== Work instructions ==
Go through the entries below and return every line that contains "камеры".

Start of The input

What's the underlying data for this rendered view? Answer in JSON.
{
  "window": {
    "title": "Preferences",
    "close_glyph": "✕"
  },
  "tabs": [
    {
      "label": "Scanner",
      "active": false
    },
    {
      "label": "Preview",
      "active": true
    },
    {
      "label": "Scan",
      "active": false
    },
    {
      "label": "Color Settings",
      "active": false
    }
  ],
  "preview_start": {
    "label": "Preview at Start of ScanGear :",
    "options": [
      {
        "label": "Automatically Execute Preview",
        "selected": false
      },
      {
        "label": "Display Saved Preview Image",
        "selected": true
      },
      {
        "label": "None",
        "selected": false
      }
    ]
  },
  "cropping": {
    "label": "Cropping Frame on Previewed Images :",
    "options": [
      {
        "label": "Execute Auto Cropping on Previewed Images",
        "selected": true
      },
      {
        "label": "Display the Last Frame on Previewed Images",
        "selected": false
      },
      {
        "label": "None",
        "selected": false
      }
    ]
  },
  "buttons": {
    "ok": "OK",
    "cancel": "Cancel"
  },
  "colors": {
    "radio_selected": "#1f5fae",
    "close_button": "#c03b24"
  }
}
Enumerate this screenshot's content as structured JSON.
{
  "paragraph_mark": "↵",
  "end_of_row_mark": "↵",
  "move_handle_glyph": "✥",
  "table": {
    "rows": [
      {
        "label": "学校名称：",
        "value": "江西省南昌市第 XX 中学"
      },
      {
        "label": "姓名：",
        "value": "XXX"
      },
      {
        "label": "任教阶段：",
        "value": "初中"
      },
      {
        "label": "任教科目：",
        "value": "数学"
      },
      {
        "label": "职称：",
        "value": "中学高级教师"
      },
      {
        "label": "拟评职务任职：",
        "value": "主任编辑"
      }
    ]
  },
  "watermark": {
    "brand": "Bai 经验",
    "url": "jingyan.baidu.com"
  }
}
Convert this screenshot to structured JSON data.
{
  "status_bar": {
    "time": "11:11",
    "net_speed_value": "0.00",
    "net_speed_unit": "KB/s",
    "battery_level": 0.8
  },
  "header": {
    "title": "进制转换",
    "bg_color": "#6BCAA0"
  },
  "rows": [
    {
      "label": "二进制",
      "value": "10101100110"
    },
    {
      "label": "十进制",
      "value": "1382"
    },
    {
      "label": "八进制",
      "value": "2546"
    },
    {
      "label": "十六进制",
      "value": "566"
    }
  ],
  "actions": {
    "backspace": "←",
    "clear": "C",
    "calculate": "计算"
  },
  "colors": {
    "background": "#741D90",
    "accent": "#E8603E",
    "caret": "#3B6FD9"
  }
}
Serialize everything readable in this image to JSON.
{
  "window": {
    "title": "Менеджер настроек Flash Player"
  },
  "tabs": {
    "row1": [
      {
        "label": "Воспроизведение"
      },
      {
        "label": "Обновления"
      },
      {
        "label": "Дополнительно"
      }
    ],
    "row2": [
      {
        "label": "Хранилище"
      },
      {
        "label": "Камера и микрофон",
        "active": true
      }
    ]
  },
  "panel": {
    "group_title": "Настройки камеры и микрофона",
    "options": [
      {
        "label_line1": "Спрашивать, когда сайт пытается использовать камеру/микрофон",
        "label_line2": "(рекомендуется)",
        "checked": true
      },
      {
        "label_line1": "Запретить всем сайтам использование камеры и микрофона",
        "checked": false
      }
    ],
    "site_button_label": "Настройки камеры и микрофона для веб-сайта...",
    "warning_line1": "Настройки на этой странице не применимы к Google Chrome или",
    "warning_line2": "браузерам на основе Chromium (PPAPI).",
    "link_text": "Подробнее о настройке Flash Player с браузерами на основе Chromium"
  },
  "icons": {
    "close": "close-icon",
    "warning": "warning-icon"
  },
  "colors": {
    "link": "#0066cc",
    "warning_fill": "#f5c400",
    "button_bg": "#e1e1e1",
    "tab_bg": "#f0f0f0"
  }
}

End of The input

== Response to the exercise ==
    "group_title": "Настройки камеры и микрофона",
        "label_line1": "Запретить всем сайтам использование камеры и микрофона",
    "site_button_label": "Настройки камеры и микрофона для веб-сайта...",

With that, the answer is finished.